Problem statement — I need the number of lines in the data that include "kind"; reply with that number alone.

Collected data
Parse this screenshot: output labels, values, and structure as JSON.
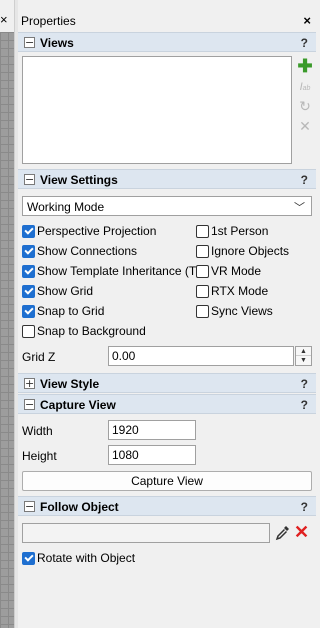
{
  "panel": {
    "title": "Properties",
    "close": "×"
  },
  "left_tab": {
    "close": "×"
  },
  "views": {
    "title": "Views",
    "toggle": "−",
    "help": "?",
    "icons": [
      "add-icon",
      "text-icon",
      "refresh-icon",
      "delete-icon"
    ]
  },
  "view_settings": {
    "title": "View Settings",
    "toggle": "−",
    "help": "?",
    "mode": {
      "value": "Working Mode",
      "options": [
        "Working Mode"
      ]
    },
    "left_options": [
      {
        "label": "Perspective Projection",
        "checked": true
      },
      {
        "label": "Show Connections",
        "checked": true
      },
      {
        "label": "Show Template Inheritance (T)",
        "checked": true
      },
      {
        "label": "Show Grid",
        "checked": true
      },
      {
        "label": "Snap to Grid",
        "checked": true
      },
      {
        "label": "Snap to Background",
        "checked": false
      }
    ],
    "right_options": [
      {
        "label": "1st Person",
        "checked": false
      },
      {
        "label": "Ignore Objects",
        "checked": false
      },
      {
        "label": "VR Mode",
        "checked": false
      },
      {
        "label": "RTX Mode",
        "checked": false
      },
      {
        "label": "Sync Views",
        "checked": false
      }
    ],
    "grid_z": {
      "label": "Grid Z",
      "value": "0.00"
    }
  },
  "view_style": {
    "title": "View Style",
    "toggle": "+",
    "help": "?"
  },
  "capture_view": {
    "title": "Capture View",
    "toggle": "−",
    "help": "?",
    "width": {
      "label": "Width",
      "value": "1920"
    },
    "height": {
      "label": "Height",
      "value": "1080"
    },
    "button": "Capture View"
  },
  "follow_object": {
    "title": "Follow Object",
    "toggle": "−",
    "help": "?",
    "value": "",
    "rotate": {
      "label": "Rotate with Object",
      "checked": true
    }
  },
  "colors": {
    "accent": "#1e6fd0",
    "section_bg": "#dde6f0",
    "delete_red": "#e02020",
    "add_green": "#3a9a2a"
  }
}
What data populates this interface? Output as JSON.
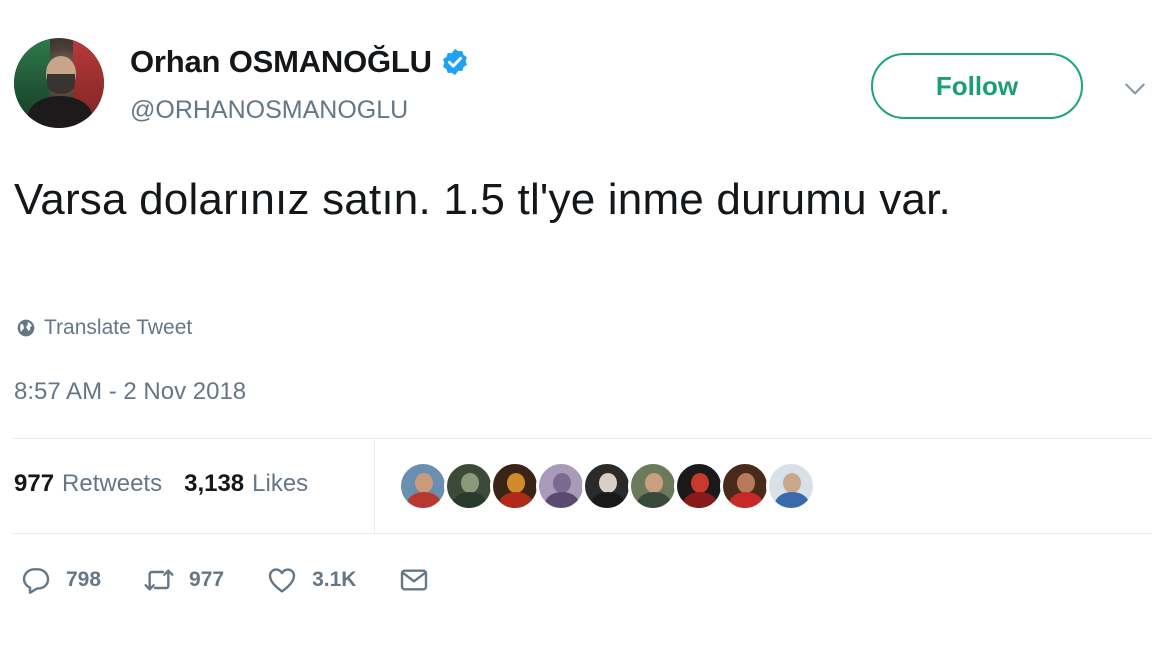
{
  "user": {
    "display_name": "Orhan OSMANOĞLU",
    "handle": "@ORHANOSMANOGLU",
    "verified": true,
    "avatar_icon": "profile-photo"
  },
  "follow_button": {
    "label": "Follow",
    "color": "#1da57a"
  },
  "menu_icon": "chevron-down-icon",
  "tweet": {
    "text": "Varsa dolarınız satın. 1.5 tl'ye inme durumu var.",
    "translate_label": "Translate Tweet",
    "timestamp": "8:57 AM - 2 Nov 2018"
  },
  "stats": {
    "retweets_count": "977",
    "retweets_label": "Retweets",
    "likes_count": "3,138",
    "likes_label": "Likes",
    "liker_avatars": 9
  },
  "actions": {
    "reply_count": "798",
    "retweet_count": "977",
    "like_count": "3.1K",
    "icons": [
      "reply-icon",
      "retweet-icon",
      "heart-icon",
      "envelope-icon"
    ]
  },
  "colors": {
    "accent": "#1da1f2",
    "follow_green": "#1da57a",
    "secondary_text": "#657786",
    "primary_text": "#14171a"
  }
}
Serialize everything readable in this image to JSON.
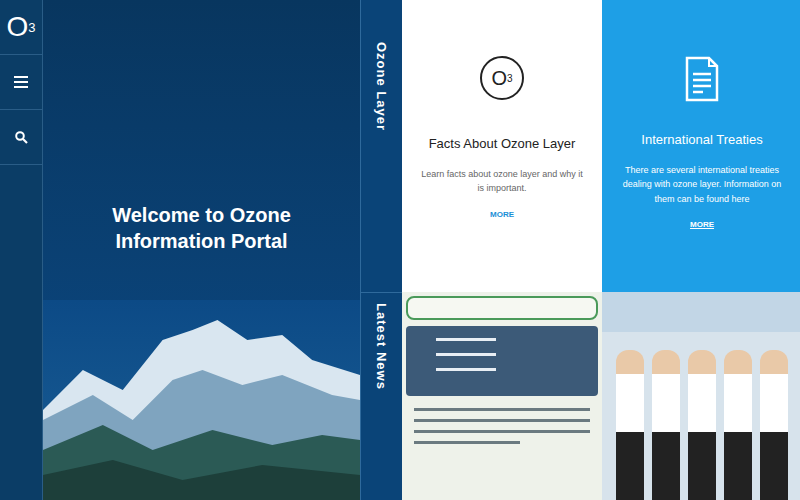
{
  "logo": {
    "base": "O",
    "sub": "3"
  },
  "hero": {
    "title": "Welcome to Ozone Information Portal"
  },
  "side_tabs": [
    {
      "label": "Ozone Layer"
    },
    {
      "label": "Latest News"
    }
  ],
  "cards": [
    {
      "kind": "light",
      "badge": {
        "base": "O",
        "sub": "3"
      },
      "title": "Facts About Ozone Layer",
      "text": "Learn facts about ozone layer and why it is important.",
      "link": "MORE"
    },
    {
      "kind": "blue",
      "badge": null,
      "title": "International Treaties",
      "text": "There are several international treaties dealing with ozone layer. Information on them can be found here",
      "link": "MORE"
    }
  ],
  "news": [
    {
      "kind": "poster"
    },
    {
      "kind": "photo"
    }
  ]
}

Written response — 4